The number of "contact traces" for a man diagnosed with Ebola earlier this week in Dallas has risen to 100, officials say, as they add secondary contacts to a list of people being monitored for symptoms of the deadly virus.

Earlier today, Erikka Neros, a spokeswoman for the Dallas County Health and Human Services department, said the number of "contact traces" stood at about 80 because the 12 to 18 people who had been exposed directly to the patient then had contact with others.

The Centers for Disease Control and Prevention confirmed Tuesday that the first case of Ebola has appeared in the U.S.

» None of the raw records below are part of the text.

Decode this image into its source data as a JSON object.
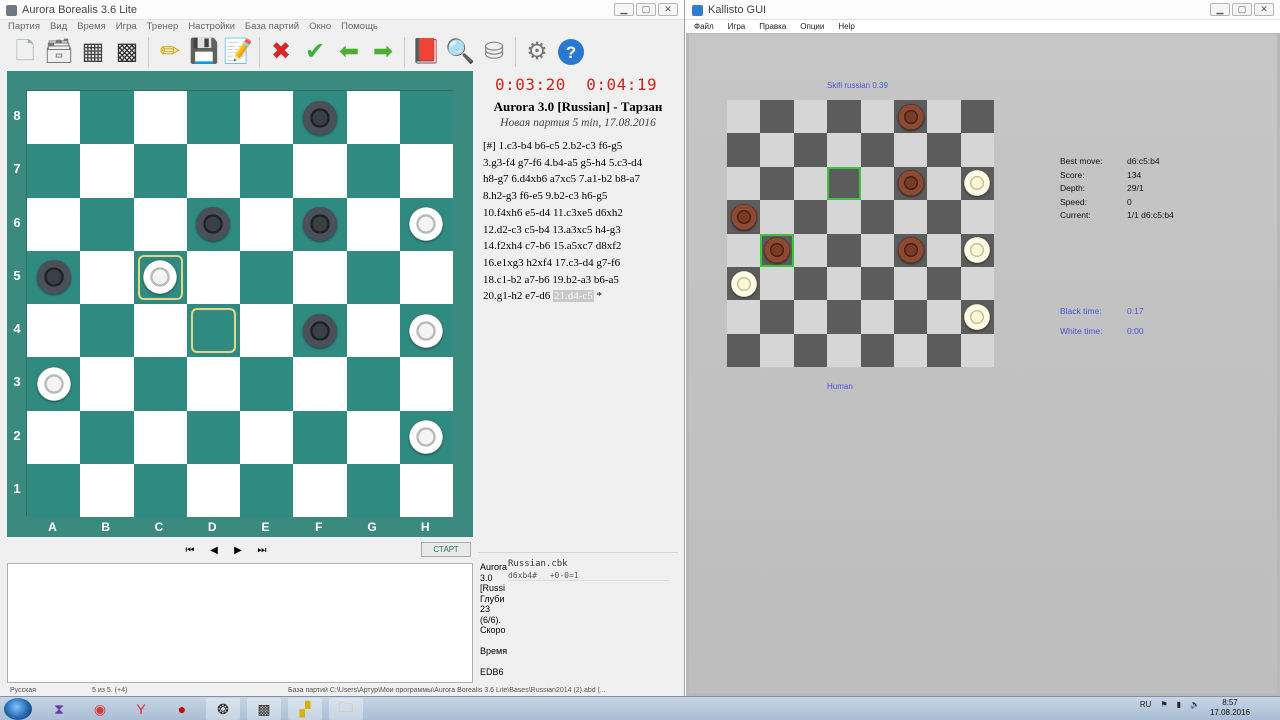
{
  "aurora": {
    "title": "Aurora Borealis 3.6 Lite",
    "menu": [
      "Партия",
      "Вид",
      "Время",
      "Игра",
      "Тренер",
      "Настройки",
      "База партий",
      "Окно",
      "Помощь"
    ],
    "toolbar_icons": [
      {
        "name": "new-file-icon",
        "glyph": "🗋"
      },
      {
        "name": "open-box-icon",
        "glyph": "🗃"
      },
      {
        "name": "board-setup-icon",
        "glyph": "▦"
      },
      {
        "name": "checkered-board-icon",
        "glyph": "▩"
      },
      {
        "name": "edit-pencil-icon",
        "glyph": "✏"
      },
      {
        "name": "save-icon",
        "glyph": "💾"
      },
      {
        "name": "edit-note-icon",
        "glyph": "📝"
      },
      {
        "name": "cancel-cross-icon",
        "glyph": "✖"
      },
      {
        "name": "confirm-check-icon",
        "glyph": "✔"
      },
      {
        "name": "back-arrow-icon",
        "glyph": "⬅"
      },
      {
        "name": "forward-arrow-icon",
        "glyph": "➡"
      },
      {
        "name": "book-icon",
        "glyph": "📕"
      },
      {
        "name": "search-icon",
        "glyph": "🔍"
      },
      {
        "name": "database-icon",
        "glyph": "⛁"
      },
      {
        "name": "gear-icon",
        "glyph": "⚙"
      },
      {
        "name": "help-icon",
        "glyph": "?"
      }
    ],
    "ranks": [
      "8",
      "7",
      "6",
      "5",
      "4",
      "3",
      "2",
      "1"
    ],
    "files": [
      "A",
      "B",
      "C",
      "D",
      "E",
      "F",
      "G",
      "H"
    ],
    "pieces": [
      {
        "sq": "f8",
        "color": "black"
      },
      {
        "sq": "d6",
        "color": "black"
      },
      {
        "sq": "f6",
        "color": "black"
      },
      {
        "sq": "h6",
        "color": "white"
      },
      {
        "sq": "a5",
        "color": "black"
      },
      {
        "sq": "c5",
        "color": "white"
      },
      {
        "sq": "f4",
        "color": "black"
      },
      {
        "sq": "h4",
        "color": "white"
      },
      {
        "sq": "a3",
        "color": "white"
      },
      {
        "sq": "h2",
        "color": "white"
      }
    ],
    "selected": [
      "c5",
      "d4"
    ],
    "clock_white": "0:03:20",
    "clock_black": "0:04:19",
    "players": "Aurora 3.0 [Russian] - Тарзан",
    "game_info": "Новая партия 5 min, 17.08.2016",
    "notation_lines": [
      "[#] 1.c3-b4 b6-c5 2.b2-c3 f6-g5",
      "3.g3-f4 g7-f6 4.b4-a5 g5-h4 5.c3-d4",
      "h8-g7 6.d4xb6 a7xc5 7.a1-b2 b8-a7",
      "8.h2-g3 f6-e5 9.b2-c3 h6-g5",
      "10.f4xh6 e5-d4 11.c3xe5 d6xh2",
      "12.d2-c3 c5-b4 13.a3xc5 h4-g3",
      "14.f2xh4 c7-b6 15.a5xc7 d8xf2",
      "16.e1xg3 h2xf4 17.c3-d4 g7-f6",
      "18.c1-b2 a7-b6 19.b2-a3 b6-a5"
    ],
    "notation_last_prefix": "20.g1-h2 e7-d6 ",
    "notation_last_move": "21.d4-c5",
    "notation_last_suffix": " *",
    "nav": [
      "⏮",
      "◀",
      "▶",
      "⏭"
    ],
    "start_label": "СТАРТ",
    "engine": {
      "labels": [
        "Aurora",
        "3.0",
        "[Russi",
        "Глуби",
        "23",
        "(6/6).",
        "Скоро",
        "",
        "Время",
        "",
        "EDB6"
      ],
      "book_file": "Russian.cbk",
      "book_move": "d6xb4#",
      "book_score": "+0-0=1"
    },
    "status": {
      "lang": "Русская",
      "rule": "5 из 5. (+4)",
      "db_path": "База партий C:\\Users\\Артур\\Мои программы\\Aurora Borealis 3.6 Lite\\Bases\\Russian2014 (2).abd (..."
    }
  },
  "kallisto": {
    "title": "Kallisto GUI",
    "menu": [
      "Файл",
      "Игра",
      "Правка",
      "Опции",
      "Help"
    ],
    "top_player": "Skifi russian 0.39",
    "bottom_player": "Human",
    "pieces": [
      {
        "r": 0,
        "c": 5,
        "color": "black"
      },
      {
        "r": 2,
        "c": 5,
        "color": "black"
      },
      {
        "r": 2,
        "c": 7,
        "color": "white"
      },
      {
        "r": 3,
        "c": 0,
        "color": "black"
      },
      {
        "r": 4,
        "c": 1,
        "color": "black"
      },
      {
        "r": 4,
        "c": 5,
        "color": "black"
      },
      {
        "r": 4,
        "c": 7,
        "color": "white"
      },
      {
        "r": 5,
        "c": 0,
        "color": "white"
      },
      {
        "r": 6,
        "c": 7,
        "color": "white"
      }
    ],
    "lastmove": [
      {
        "r": 2,
        "c": 3
      },
      {
        "r": 4,
        "c": 1
      }
    ],
    "stats": [
      {
        "label": "Best move:",
        "value": "d6:c5:b4"
      },
      {
        "label": "Score:",
        "value": "134"
      },
      {
        "label": "Depth:",
        "value": "29/1"
      },
      {
        "label": "Speed:",
        "value": "0"
      },
      {
        "label": "Current:",
        "value": "1/1 d6:c5:b4"
      }
    ],
    "times": [
      {
        "label": "Black time:",
        "value": "0:17"
      },
      {
        "label": "White time:",
        "value": "0:00"
      }
    ]
  },
  "taskbar": {
    "apps": [
      {
        "name": "visual-studio-icon",
        "glyph": "⧗"
      },
      {
        "name": "chrome-icon",
        "glyph": "◉"
      },
      {
        "name": "yandex-browser-icon",
        "glyph": "Y"
      },
      {
        "name": "opera-icon",
        "glyph": "●"
      },
      {
        "name": "checkers-app-icon",
        "glyph": "❂"
      },
      {
        "name": "aurora-app-icon",
        "glyph": "▩"
      },
      {
        "name": "kallisto-app-icon",
        "glyph": "▞"
      },
      {
        "name": "folder-icon",
        "glyph": "🗀"
      }
    ],
    "lang": "RU",
    "time": "8:57",
    "date": "17.08.2016"
  }
}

A man in Dallas has tested positive for the virus, the agency said. The man flew to the U.S. from Liberia, arriving on Sept. 20, NPR has learned. He wasn't sick on the flight, and had no symptoms when he arrived.

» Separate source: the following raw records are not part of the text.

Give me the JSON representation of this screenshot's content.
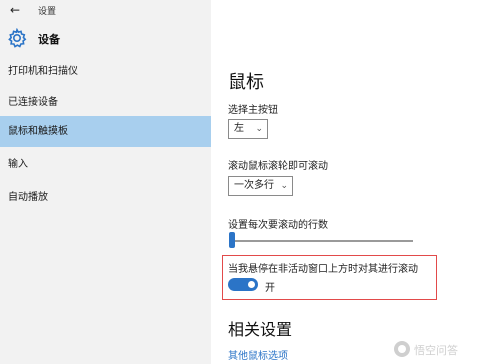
{
  "window": {
    "title": "设置",
    "back_glyph": "←"
  },
  "header": {
    "title": "设备",
    "icon": "gear-icon"
  },
  "sidebar": {
    "items": [
      {
        "label": "打印机和扫描仪",
        "selected": false
      },
      {
        "label": "已连接设备",
        "selected": false
      },
      {
        "label": "鼠标和触摸板",
        "selected": true
      },
      {
        "label": "输入",
        "selected": false
      },
      {
        "label": "自动播放",
        "selected": false
      }
    ]
  },
  "main": {
    "section_title": "鼠标",
    "primary_button": {
      "label": "选择主按钮",
      "value": "左"
    },
    "scroll_mode": {
      "label": "滚动鼠标滚轮即可滚动",
      "value": "一次多行"
    },
    "lines_to_scroll": {
      "label": "设置每次要滚动的行数",
      "level_fraction": 0.0
    },
    "inactive_scroll": {
      "label": "当我悬停在非活动窗口上方时对其进行滚动",
      "toggle_label": "开",
      "on": true
    },
    "related_title": "相关设置",
    "related_link": "其他鼠标选项"
  },
  "watermark": {
    "text": "悟空问答"
  },
  "colors": {
    "accent": "#2b74c7",
    "selected_bg": "#a8cfee",
    "highlight_border": "#e24a4a"
  }
}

The day he was booked, Texas Gov. Rick Perry gave a big smile for his mug shot — which was then printed up on t-shirts to demonstrate just what a farce he thought the indictment was. In a press conference, the scorn dripped from Perry's voice as he took up the sword — defender, not of himself, but of the state's constitution.

"We don't settle political differences with indictments in this country," he said. "It is outrageous that some would use partisan political theatrics to rip away at the very fabric of our state's constitution."

Texas Gov. Rick Perry went to a courthouse to be booked after being indicted by an Austin grand jury on Friday for alleged abuse of power.

Texas Gov. Rick Perry is expected to announce on Monday that he is ordering 1,000 National Guard troops to the U.S. border with Mexico, according to reports from The Monitor and The Houston Chronicle.

Migrants from Central America who enter the U.S. illegally in Texas will no longer be flown to San Diego for processing, the U.S. Border Patrol says. The practice came under fire last week, when opponents led protests against it in Murrieta, Calif.

In announcing the change, the agency didn't mention the fierce local opposition. Instead, it said it had eliminated the congestion in its system that spurred the plan to transport detained migrants.

Texas Politics To Be Lone Star Of New HBO Series

Jun 16, 2014

Between Rick Perry, Ted Cruz and Wendy Davis, Texas politicians in recent years have lived up to their state's reputation for producing larger-than-life characters.

That makes the Texas political scene a natural for the Hollywood treatment.

HBO has given God Save Texas, a drama about the state's often raucous political culture, the green light for development. It's set to unfold at the Texas statehouse, a perennial flashpoint for national debates about issues ranging from abortion to gun rights to the size and role of government.

Chion Wolf / WNPR

It has been a strange week for mixing gay right, media, and politics. Texas Governor Rick Perry surprised a San Francisco audience when he said, "I may have the genetic coding that I'm inclined to be an alcoholic, but I have the desire not to do that, and I look at homosexual issues the same way." Anderson Cooper had an edgy conversation with a Texas -- what is it about Texas? -- state rep who supports the so-called "conversion therapy."

With the Army's disclosure that Army Spc. Ivan Lopez was being evaluated for post-traumatic stress disorder before he went on a shooting rampage Wednesday, there were once again questions about whether the Army could have prevented the violence at Fort Hood.

Edward Snowden, the former National Security Agency contractor who has leaked large amounts of classified information about the agency's electronic surveillance programs, spoke via video to a sympathetic audience at South By Southwest Interactive on Monday.